Memorial Day began during the Civil War when women from the North and South spontaneously gathered to lay flowers on the soldiers’ freshly dug graves. The simple need to make a pilgrimage, to gather in a location to remember and honor our fallen has remained with us as the United States has endured more conflicts and more human losses throughout our history. This sentiment has prompted the building of three War Memorials in our Nation’s Capitol, Washington, DC – the Korean War Memorial, the Vietnam War Memorial and, most recently, the World War II Memorial.

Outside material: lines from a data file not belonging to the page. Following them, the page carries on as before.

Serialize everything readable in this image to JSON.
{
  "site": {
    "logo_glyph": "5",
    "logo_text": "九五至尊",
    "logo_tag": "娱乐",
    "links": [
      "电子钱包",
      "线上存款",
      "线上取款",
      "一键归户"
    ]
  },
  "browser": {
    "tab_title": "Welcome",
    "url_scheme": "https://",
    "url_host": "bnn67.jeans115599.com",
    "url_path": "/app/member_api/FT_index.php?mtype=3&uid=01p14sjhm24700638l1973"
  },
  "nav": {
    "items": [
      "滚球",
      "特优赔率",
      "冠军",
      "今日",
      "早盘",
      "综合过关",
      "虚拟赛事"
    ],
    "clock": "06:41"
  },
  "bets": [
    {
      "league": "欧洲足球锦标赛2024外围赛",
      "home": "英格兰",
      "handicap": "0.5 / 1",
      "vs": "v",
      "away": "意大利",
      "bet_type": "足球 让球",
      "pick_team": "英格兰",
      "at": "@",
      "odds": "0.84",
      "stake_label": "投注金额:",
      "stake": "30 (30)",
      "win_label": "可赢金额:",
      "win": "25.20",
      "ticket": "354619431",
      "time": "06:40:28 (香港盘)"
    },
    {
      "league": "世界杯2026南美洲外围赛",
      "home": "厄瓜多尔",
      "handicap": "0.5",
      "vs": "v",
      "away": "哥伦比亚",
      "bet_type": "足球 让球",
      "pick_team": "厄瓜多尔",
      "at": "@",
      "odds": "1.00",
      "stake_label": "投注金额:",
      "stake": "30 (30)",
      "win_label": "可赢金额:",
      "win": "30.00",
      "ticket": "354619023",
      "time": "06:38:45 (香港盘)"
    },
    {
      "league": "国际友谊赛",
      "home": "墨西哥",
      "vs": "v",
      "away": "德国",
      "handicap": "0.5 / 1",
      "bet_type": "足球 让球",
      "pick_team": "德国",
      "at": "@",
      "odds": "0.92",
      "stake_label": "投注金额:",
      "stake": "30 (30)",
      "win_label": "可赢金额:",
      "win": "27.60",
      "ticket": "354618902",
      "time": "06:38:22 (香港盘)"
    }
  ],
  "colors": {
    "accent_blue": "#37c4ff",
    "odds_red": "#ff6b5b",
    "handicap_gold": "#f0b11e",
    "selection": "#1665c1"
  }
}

This year we will journey to these three memorials, paying homage to the soldiers who have sacrificed for our freedoms and contemplating the meaning of these hallowed sites to the soldiers who fought in those wars and their families. In particular, we will commemorate last year’s 25th Anniversary of the Vietnam Wall, the most prominent icon of the Vietnam War, where Vietnam vets who lost buddies and families who lost loved ones come to touch the names of the fallen and leave letters and offerings of honor and love.
Also on the show, General Colin L. Powell (Ret.) will speak to the experience of Vietnam veterans returning from an unpopular war and offer thanks for their courage and dedication.
The Experience of Visiting a War Memorial
Vietnam Veterans Memorial:
Vietnam Veterans Memorial Wall:
Vietnam Women’s Memorial Foundation:
Vietnam Veterans Memorial Fund:
Vietnam Veterans Home Page:
Korean War Veterans Memorial:
NPS Korean War Memorial In-Depth Page:
World War II Memorial:
National World War II Memorial:
Arlington National Cemetery:
Arlington National Cemetery
The 2007 “National Memorial Day Concert” featured this hallowed ground and paid special attention to Arlington’s Section 60, where the soldiers from Iraq and Afghanistan who are eligible and choose to be buried at Arlington are laid to rest. Arlington has become a sort of War Memorial for those who are recently fallen and or whose specific memorial has not yet been created.